Work request
What is needed here is every line of the records that includes "请输入手机号码".

[Interface dataset entries]
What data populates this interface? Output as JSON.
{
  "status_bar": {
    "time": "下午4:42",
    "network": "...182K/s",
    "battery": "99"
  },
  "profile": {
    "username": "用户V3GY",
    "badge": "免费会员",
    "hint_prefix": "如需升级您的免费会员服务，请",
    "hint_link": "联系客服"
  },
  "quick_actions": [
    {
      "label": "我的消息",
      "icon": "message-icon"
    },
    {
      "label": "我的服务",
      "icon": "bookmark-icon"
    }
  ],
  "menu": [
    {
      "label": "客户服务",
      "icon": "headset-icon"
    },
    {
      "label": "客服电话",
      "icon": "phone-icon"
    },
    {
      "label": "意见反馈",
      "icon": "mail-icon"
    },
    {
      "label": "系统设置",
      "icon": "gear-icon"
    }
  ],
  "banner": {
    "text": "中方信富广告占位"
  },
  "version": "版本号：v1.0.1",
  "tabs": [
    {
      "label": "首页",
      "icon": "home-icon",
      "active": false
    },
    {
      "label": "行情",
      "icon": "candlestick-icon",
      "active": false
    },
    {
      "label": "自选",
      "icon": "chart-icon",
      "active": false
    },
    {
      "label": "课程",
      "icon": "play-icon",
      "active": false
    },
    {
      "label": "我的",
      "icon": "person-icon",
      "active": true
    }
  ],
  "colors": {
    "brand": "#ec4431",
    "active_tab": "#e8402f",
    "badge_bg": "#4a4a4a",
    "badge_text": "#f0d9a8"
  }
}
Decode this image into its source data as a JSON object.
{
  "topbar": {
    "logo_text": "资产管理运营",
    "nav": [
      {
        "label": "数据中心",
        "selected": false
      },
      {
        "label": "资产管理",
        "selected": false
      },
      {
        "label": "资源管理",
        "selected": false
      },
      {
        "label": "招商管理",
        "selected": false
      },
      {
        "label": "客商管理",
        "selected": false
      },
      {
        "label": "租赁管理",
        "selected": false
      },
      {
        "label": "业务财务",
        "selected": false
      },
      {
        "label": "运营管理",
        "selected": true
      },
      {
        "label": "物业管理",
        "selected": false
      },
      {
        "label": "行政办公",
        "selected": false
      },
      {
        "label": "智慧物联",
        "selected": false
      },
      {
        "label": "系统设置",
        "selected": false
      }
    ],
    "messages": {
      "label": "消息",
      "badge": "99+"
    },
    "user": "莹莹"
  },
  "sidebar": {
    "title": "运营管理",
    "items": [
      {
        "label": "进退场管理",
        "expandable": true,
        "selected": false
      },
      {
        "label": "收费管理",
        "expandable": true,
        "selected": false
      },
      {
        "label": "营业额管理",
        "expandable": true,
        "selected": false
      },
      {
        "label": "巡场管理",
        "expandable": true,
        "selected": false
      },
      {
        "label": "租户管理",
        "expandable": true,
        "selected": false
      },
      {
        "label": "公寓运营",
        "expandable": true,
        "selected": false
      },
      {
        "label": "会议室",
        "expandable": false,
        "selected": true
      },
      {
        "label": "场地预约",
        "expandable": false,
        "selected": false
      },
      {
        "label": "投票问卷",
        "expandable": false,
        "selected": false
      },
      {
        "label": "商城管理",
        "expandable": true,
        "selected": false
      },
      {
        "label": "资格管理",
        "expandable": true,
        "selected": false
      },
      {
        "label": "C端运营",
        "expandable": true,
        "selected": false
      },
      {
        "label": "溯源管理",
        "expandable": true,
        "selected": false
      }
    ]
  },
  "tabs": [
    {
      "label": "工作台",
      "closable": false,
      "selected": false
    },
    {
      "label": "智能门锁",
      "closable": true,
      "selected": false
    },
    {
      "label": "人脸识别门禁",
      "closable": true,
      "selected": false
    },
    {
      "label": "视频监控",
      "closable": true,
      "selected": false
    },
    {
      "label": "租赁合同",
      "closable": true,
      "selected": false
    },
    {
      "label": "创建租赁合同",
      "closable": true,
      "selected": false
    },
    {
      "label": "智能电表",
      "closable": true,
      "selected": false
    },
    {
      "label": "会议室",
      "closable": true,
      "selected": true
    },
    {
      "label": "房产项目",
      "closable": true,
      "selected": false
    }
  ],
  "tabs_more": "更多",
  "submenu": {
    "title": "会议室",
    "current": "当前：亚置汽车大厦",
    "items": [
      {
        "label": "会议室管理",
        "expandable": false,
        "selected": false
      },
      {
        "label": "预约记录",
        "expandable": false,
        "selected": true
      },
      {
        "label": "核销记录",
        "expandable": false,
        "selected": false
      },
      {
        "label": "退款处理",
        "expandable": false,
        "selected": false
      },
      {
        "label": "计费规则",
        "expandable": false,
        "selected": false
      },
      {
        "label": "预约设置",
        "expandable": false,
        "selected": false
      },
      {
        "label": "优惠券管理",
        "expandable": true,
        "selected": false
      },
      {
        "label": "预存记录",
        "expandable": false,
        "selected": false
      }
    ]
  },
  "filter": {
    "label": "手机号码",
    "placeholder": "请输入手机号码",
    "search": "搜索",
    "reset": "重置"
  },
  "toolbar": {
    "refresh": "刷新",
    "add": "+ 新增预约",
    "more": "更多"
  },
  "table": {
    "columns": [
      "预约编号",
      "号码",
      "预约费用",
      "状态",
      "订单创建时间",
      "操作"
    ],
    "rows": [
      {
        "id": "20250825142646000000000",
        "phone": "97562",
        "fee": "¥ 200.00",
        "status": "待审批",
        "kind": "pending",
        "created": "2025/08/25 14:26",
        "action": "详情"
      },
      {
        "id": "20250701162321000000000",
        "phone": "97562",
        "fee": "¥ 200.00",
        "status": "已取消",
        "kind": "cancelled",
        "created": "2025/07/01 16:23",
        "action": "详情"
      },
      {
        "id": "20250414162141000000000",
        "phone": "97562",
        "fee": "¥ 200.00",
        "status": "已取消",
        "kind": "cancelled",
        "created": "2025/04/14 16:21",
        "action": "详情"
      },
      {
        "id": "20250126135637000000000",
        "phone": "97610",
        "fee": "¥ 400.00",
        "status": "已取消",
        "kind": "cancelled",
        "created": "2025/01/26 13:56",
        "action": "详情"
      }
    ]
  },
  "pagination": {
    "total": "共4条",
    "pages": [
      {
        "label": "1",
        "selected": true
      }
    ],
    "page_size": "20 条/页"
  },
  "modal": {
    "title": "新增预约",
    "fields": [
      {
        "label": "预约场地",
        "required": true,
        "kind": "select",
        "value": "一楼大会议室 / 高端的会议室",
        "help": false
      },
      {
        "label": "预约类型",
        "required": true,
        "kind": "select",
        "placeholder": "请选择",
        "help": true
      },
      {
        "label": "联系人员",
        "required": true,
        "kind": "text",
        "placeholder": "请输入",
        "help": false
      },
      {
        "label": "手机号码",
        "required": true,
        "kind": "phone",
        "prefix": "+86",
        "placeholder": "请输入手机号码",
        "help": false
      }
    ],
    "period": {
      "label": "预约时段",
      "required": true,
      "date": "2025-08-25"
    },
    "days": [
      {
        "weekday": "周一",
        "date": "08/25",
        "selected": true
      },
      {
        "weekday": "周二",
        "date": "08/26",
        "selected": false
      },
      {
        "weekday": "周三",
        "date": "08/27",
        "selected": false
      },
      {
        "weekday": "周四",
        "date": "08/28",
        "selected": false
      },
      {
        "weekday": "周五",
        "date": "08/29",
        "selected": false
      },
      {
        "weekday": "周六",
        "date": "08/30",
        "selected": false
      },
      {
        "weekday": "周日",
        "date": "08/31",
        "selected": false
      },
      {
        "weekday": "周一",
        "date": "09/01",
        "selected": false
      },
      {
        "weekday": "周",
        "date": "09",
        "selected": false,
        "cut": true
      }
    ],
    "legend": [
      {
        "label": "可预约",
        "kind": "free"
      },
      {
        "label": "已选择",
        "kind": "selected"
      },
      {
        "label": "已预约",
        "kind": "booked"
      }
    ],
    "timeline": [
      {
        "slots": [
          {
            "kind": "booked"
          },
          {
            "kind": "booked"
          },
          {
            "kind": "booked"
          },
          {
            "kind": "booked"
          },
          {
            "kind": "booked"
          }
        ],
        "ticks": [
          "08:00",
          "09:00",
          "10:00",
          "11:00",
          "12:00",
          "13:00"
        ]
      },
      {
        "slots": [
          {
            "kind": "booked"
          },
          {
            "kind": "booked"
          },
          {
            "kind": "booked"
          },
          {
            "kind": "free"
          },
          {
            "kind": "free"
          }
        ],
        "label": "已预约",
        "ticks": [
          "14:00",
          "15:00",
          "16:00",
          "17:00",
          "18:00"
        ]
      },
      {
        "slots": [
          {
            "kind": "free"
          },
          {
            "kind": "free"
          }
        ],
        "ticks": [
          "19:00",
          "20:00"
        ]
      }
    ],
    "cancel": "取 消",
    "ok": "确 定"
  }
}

Response to the exercise
    "placeholder": "请输入手机号码",
        "placeholder": "请输入手机号码",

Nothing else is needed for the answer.